Adventures in Research: The Scientific Method
Adventures in Research
The Scientific Method
Ordinarily, I don’t editorialize when I post an “Adventures in Research” subject. The stories speak for themselves. However, I’ll introduce this item with my own “Ball of Fire” anecdote. (Not the “Shower of Sparks” story, that’s another thing.) Some years back, I was setting about to make popcorn. I had the oil heating up on the stove. I went off pottering, and saw that, checking the pan, it had started to smoke. I snatched it up, the oil burst into flames; I then went directly to the sink, turned on the water, and blasted in a shot.
I believe that’s the sound effect. Hence, the ball of fire; fortunately, in an instant this disappeared… Fortunately, without disaster. So, as I’ve learned, when they say “Don’t put water on a grease fire”, they tell the truth. But I have a certain sympathy for those who defy common sense until they’ve put it to the test.
From the Derby Mercury of 16 June 1785 “Extract of a Letter from Boulogne”
(Correspondents were literally correspondents, in those days.)
I found this story first in Gertrude Bacon’s ballooning survey of 1905. And when I find a curious story, I like to verify by locating a newpaper reference to it. Jean Francois Pilatre de Rozier had volunteered to be the first passenger in the newly invented Montgolfier hot air balloon.
After this initial success, and the acclaim that accompanied it, he decided to try crossing the English Channel. His brainstorm was to combine a hydrogen fueled balloon with a hot air balloon, creating, as he supposed, twice the momentum. He was advised against the plan, but persisted. The letter in the article describes the aftermath, the unnamed correspondent writing that he had himself examined the bodies:
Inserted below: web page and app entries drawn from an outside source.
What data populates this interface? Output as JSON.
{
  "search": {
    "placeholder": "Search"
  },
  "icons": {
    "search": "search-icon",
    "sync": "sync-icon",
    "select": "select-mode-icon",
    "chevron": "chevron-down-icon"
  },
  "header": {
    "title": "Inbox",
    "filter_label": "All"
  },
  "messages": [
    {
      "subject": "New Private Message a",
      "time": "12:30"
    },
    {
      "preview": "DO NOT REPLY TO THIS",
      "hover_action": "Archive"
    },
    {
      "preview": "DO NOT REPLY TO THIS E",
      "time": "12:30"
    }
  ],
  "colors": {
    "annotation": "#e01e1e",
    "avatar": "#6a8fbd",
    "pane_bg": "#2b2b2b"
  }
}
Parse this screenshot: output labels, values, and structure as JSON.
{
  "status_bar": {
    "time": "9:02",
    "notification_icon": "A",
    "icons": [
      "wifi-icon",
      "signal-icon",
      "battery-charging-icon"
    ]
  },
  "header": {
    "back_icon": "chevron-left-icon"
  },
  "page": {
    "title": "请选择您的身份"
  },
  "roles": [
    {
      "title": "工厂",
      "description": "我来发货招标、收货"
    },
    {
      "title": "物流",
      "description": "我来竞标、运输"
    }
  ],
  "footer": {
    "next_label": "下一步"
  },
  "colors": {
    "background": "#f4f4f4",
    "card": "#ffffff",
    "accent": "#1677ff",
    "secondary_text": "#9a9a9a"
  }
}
“The two intrepid Adventurers were dashed to Pieces…the Legs and Thighs are broken in many Places.”
Another item, from the South London Press, 9 September, 1899, on the death of Pierre Curie. (Having often read the final result of the Curies’ experiments with radium, I’d assumed he died in the same way she did.) The article says, of M. Curie, that in crossing a Paris street, he encountered a sudden taxicab:
“In attempting to get out of its way M. Curie slipped on the macadamised roadway and fell under the wheels of a heavy van coming in the opposite direction.”
And there’s the fate of Mr. John Henry Warner, himself a pursuer of radium.
(2014, Stephanie Foster)